PROVIDED RECORDS below:

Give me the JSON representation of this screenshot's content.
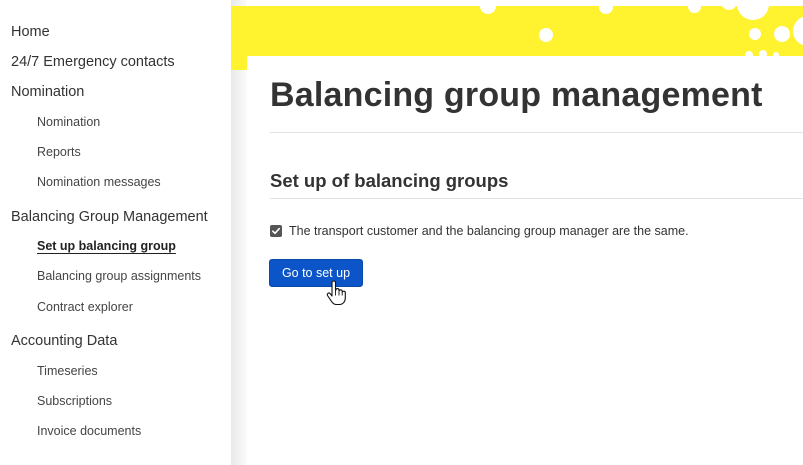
{
  "sidebar": {
    "home": "Home",
    "emergency": "24/7 Emergency contacts",
    "nomination": {
      "label": "Nomination",
      "items": [
        "Nomination",
        "Reports",
        "Nomination messages"
      ]
    },
    "balancing": {
      "label": "Balancing Group Management",
      "items": [
        "Set up balancing group",
        "Balancing group assignments",
        "Contract explorer"
      ],
      "active_index": 0
    },
    "accounting": {
      "label": "Accounting Data",
      "items": [
        "Timeseries",
        "Subscriptions",
        "Invoice documents"
      ]
    }
  },
  "main": {
    "title": "Balancing group management",
    "section_title": "Set up of balancing groups",
    "checkbox_label": "The transport customer and the balancing group manager are the same.",
    "checkbox_checked": true,
    "button_label": "Go to set up"
  },
  "colors": {
    "banner": "#fff22f",
    "button": "#0b55c8",
    "text": "#333333"
  },
  "icons": {
    "checkbox": "check-icon",
    "cursor": "hand-pointer-icon"
  }
}
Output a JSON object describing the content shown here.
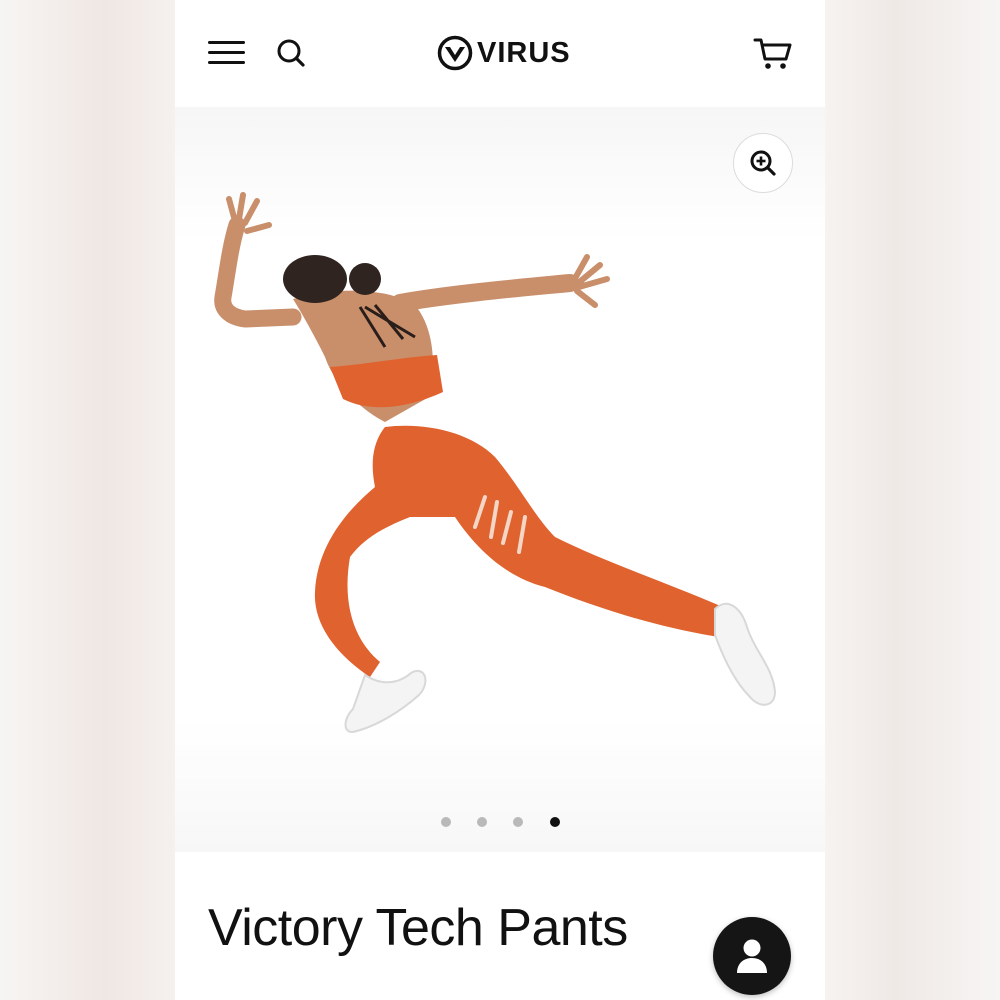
{
  "header": {
    "logo_text": "VIRUS",
    "menu_icon": "hamburger-menu-icon",
    "search_icon": "search-icon",
    "cart_icon": "cart-icon"
  },
  "gallery": {
    "zoom_icon": "zoom-in-icon",
    "slide_count": 4,
    "active_slide": 4,
    "apparel_color": "#e0622e"
  },
  "product": {
    "title": "Victory Tech Pants"
  },
  "floating": {
    "account_icon": "user-icon"
  }
}
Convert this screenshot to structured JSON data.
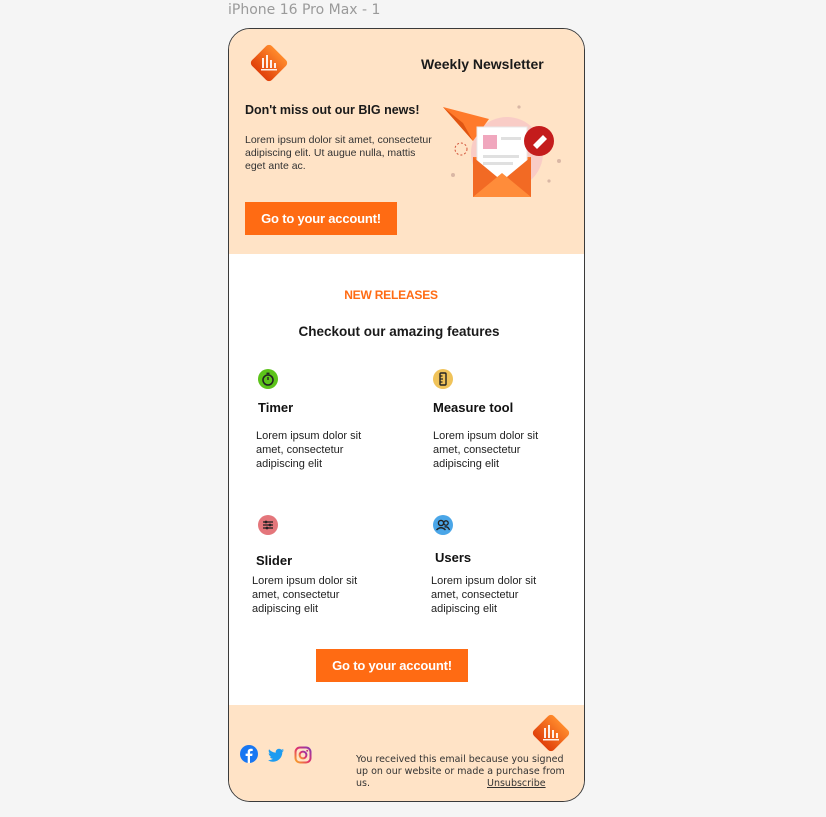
{
  "frame_label": "iPhone 16 Pro Max - 1",
  "colors": {
    "accent": "#ff6b13",
    "header_bg": "#ffe3c6",
    "body_bg": "#ffffff"
  },
  "header": {
    "title": "Weekly Newsletter",
    "heading": "Don't miss out our BIG news!",
    "body": "Lorem ipsum dolor sit amet, consectetur adipiscing elit. Ut augue nulla, mattis eget ante ac.",
    "cta_label": "Go to your account!",
    "illustration": "envelope-paper-plane-illustration"
  },
  "releases": {
    "eyebrow": "NEW RELEASES",
    "title": "Checkout our amazing features",
    "features": [
      {
        "icon": "timer-icon",
        "name": "Timer",
        "description": "Lorem ipsum dolor sit amet, consectetur adipiscing elit"
      },
      {
        "icon": "ruler-icon",
        "name": "Measure tool",
        "description": "Lorem ipsum dolor sit amet, consectetur adipiscing elit"
      },
      {
        "icon": "sliders-icon",
        "name": "Slider",
        "description": "Lorem ipsum dolor sit amet, consectetur adipiscing elit"
      },
      {
        "icon": "users-icon",
        "name": "Users",
        "description": "Lorem ipsum dolor sit amet, consectetur adipiscing elit"
      }
    ],
    "cta_label": "Go to your account!"
  },
  "footer": {
    "social": [
      "facebook-icon",
      "twitter-icon",
      "instagram-icon"
    ],
    "legal_text": "You received this email because you signed up on our website or made a purchase from us.",
    "unsubscribe_label": "Unsubscribe"
  }
}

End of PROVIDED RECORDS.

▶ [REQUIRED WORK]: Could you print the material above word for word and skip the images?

▶ [RESPONSE TO THE TASK]:
Give me the JSON representation of this screenshot's content.
{
  "sidebar": {
    "home": "Home",
    "emergency": "24/7 Emergency contacts",
    "nomination": {
      "label": "Nomination",
      "items": [
        "Nomination",
        "Reports",
        "Nomination messages"
      ]
    },
    "balancing": {
      "label": "Balancing Group Management",
      "items": [
        "Set up balancing group",
        "Balancing group assignments",
        "Contract explorer"
      ],
      "active_index": 0
    },
    "accounting": {
      "label": "Accounting Data",
      "items": [
        "Timeseries",
        "Subscriptions",
        "Invoice documents"
      ]
    }
  },
  "main": {
    "title": "Balancing group management",
    "section_title": "Set up of balancing groups",
    "checkbox_label": "The transport customer and the balancing group manager are the same.",
    "checkbox_checked": true,
    "button_label": "Go to set up"
  },
  "colors": {
    "banner": "#fff22f",
    "button": "#0b55c8",
    "text": "#333333"
  },
  "icons": {
    "checkbox": "check-icon",
    "cursor": "hand-pointer-icon"
  }
}
Output a JSON object describing the content shown here.
{
  "header": {
    "logo_text": "VIRUS",
    "menu_icon": "hamburger-menu-icon",
    "search_icon": "search-icon",
    "cart_icon": "cart-icon"
  },
  "gallery": {
    "zoom_icon": "zoom-in-icon",
    "slide_count": 4,
    "active_slide": 4,
    "apparel_color": "#e0622e"
  },
  "product": {
    "title": "Victory Tech Pants"
  },
  "floating": {
    "account_icon": "user-icon"
  }
}
Convert this screenshot to structured JSON data.
{
  "frame_label": "iPhone 16 Pro Max - 1",
  "colors": {
    "accent": "#ff6b13",
    "header_bg": "#ffe3c6",
    "body_bg": "#ffffff"
  },
  "header": {
    "title": "Weekly Newsletter",
    "heading": "Don't miss out our BIG news!",
    "body": "Lorem ipsum dolor sit amet, consectetur adipiscing elit. Ut augue nulla, mattis eget ante ac.",
    "cta_label": "Go to your account!",
    "illustration": "envelope-paper-plane-illustration"
  },
  "releases": {
    "eyebrow": "NEW RELEASES",
    "title": "Checkout our amazing features",
    "features": [
      {
        "icon": "timer-icon",
        "name": "Timer",
        "description": "Lorem ipsum dolor sit amet, consectetur adipiscing elit"
      },
      {
        "icon": "ruler-icon",
        "name": "Measure tool",
        "description": "Lorem ipsum dolor sit amet, consectetur adipiscing elit"
      },
      {
        "icon": "sliders-icon",
        "name": "Slider",
        "description": "Lorem ipsum dolor sit amet, consectetur adipiscing elit"
      },
      {
        "icon": "users-icon",
        "name": "Users",
        "description": "Lorem ipsum dolor sit amet, consectetur adipiscing elit"
      }
    ],
    "cta_label": "Go to your account!"
  },
  "footer": {
    "social": [
      "facebook-icon",
      "twitter-icon",
      "instagram-icon"
    ],
    "legal_text": "You received this email because you signed up on our website or made a purchase from us.",
    "unsubscribe_label": "Unsubscribe"
  }
}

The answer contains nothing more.